The importance of a dominant nose tackle in a 3-4 cannot be overstated enough. For the 3-4 to be successful, you must have a space-eater that can take on double teams and win while collapsing the pocket. At this point, San Diego does not have anyone on the roster capable of doing a sufficient job at the position.
Then comes the play of Kendall Reyes. After seeing his outstanding play in 2012, this season was a let down of sorts for Reyes. He didn’t seem nearly as explosive and I didn’t see the same tenacity when engaging at the point of attack. He was able to make some plays but much more was expected of him. Again, this could be the lack of an impact made by Thomas in the middle. The hope is that we’ll see a rejuvenated Reyes in 2014.
In conclusion, the needs on the defensive side of the football seem to be obvious and the most prominent of those are at nose tackle and cornerback. There are some depth needs at inside and outside linebacker. The team may also need to look at adding another safety to the mix for depth purposes as well.

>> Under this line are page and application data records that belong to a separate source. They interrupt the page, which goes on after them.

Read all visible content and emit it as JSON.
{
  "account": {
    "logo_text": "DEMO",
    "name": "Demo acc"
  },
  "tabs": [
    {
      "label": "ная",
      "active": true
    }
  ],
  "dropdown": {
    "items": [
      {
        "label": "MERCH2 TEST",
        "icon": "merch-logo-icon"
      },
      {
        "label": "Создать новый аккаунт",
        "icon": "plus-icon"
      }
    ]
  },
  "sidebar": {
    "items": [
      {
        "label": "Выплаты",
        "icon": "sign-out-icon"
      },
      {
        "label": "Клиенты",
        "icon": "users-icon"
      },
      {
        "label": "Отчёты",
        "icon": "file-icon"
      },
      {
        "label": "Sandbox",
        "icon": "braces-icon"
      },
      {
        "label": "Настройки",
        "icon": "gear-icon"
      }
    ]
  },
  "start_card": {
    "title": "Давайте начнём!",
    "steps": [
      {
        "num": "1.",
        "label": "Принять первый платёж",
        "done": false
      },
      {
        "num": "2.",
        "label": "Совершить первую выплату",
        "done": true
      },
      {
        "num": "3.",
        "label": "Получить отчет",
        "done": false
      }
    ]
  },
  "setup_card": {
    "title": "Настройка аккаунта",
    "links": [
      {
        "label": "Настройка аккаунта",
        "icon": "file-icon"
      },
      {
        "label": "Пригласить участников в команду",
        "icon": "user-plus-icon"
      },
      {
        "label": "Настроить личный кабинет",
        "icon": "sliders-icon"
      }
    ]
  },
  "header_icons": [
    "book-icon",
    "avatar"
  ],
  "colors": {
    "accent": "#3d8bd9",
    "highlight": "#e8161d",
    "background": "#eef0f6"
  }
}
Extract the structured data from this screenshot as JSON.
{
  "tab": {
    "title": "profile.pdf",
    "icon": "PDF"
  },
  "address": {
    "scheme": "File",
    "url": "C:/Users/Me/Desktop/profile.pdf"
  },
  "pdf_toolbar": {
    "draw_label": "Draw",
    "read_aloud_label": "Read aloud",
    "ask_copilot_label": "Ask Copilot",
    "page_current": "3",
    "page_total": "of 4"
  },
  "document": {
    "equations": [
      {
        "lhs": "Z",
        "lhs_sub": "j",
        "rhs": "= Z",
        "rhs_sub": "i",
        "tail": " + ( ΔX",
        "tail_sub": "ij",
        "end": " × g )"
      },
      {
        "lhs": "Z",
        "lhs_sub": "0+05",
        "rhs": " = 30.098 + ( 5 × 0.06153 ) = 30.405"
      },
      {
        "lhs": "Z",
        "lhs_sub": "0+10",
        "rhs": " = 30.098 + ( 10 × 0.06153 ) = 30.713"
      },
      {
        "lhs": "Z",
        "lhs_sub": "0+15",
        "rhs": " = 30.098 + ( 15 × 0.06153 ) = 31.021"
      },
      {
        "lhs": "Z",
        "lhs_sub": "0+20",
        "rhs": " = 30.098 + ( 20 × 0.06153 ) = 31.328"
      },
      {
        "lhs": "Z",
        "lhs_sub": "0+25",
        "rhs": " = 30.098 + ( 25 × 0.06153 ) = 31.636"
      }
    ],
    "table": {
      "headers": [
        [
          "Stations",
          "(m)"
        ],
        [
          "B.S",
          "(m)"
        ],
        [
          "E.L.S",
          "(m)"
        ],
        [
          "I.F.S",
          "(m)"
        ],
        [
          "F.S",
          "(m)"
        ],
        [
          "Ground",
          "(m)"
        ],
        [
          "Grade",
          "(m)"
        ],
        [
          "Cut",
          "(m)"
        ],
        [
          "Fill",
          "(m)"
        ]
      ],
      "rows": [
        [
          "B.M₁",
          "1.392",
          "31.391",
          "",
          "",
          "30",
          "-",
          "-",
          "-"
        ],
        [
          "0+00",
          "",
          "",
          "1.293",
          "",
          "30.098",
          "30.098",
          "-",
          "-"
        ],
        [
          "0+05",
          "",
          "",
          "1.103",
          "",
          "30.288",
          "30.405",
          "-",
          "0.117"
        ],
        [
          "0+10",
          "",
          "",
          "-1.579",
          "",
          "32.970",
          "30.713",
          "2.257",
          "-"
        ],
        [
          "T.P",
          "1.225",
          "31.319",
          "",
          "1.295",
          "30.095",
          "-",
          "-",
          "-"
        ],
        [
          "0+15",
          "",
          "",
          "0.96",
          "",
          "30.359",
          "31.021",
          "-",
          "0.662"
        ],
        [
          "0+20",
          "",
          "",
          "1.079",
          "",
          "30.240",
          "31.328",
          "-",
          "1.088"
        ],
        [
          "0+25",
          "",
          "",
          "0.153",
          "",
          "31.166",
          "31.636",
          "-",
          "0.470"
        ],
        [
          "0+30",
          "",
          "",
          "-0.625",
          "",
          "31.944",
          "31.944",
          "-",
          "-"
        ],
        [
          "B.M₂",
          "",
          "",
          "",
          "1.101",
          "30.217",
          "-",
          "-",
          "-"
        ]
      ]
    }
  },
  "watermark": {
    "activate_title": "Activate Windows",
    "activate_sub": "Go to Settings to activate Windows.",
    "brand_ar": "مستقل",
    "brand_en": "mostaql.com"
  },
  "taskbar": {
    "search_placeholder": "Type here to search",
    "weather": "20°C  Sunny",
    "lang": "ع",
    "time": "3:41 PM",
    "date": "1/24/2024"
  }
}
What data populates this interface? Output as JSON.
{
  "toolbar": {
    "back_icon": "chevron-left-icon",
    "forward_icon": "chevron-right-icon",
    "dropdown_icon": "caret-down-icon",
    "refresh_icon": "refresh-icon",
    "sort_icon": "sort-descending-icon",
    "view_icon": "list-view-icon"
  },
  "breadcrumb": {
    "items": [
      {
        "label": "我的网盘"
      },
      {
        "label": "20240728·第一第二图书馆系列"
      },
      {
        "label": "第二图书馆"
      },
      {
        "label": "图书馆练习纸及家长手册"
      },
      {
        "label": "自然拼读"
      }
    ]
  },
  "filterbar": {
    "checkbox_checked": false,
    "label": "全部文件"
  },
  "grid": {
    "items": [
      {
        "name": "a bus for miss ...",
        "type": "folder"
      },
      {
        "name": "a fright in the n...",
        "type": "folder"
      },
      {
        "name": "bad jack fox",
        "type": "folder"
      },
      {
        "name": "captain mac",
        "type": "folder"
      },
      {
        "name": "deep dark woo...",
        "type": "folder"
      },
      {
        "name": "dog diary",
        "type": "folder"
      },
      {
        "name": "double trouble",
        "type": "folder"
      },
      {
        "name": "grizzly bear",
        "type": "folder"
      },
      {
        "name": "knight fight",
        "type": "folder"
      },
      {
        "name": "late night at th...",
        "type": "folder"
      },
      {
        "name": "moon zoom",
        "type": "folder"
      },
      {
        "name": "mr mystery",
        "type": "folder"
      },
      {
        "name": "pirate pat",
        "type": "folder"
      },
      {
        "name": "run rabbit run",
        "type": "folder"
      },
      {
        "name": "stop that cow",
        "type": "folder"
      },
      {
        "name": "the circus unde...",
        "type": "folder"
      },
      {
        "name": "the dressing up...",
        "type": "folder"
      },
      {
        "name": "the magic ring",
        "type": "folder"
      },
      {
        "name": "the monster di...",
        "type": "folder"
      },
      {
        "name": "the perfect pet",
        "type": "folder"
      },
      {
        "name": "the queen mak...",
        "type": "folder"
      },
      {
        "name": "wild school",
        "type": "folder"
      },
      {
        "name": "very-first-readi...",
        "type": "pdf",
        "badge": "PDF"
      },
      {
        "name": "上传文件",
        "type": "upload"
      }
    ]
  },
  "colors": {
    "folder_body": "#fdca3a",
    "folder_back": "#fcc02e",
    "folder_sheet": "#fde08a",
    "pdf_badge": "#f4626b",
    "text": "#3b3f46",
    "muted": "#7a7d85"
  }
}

Thanks a lot for reading and in the next day or so I’ll be breaking down the needs for the Charger offense going into the 2014 offseason. This team overachieved in 2013 but it has a solid foundation to build upon for the future. I have complete faith in Telesco to do what it takes to bring the Chargers back into the upper echelon of the NFL. Hopefully he can get the Chargers back to the promised land and San Diego may bolt into the Super bowl and bring back the Vince Lombardi trophy to America’s finest city.
Only time will tell.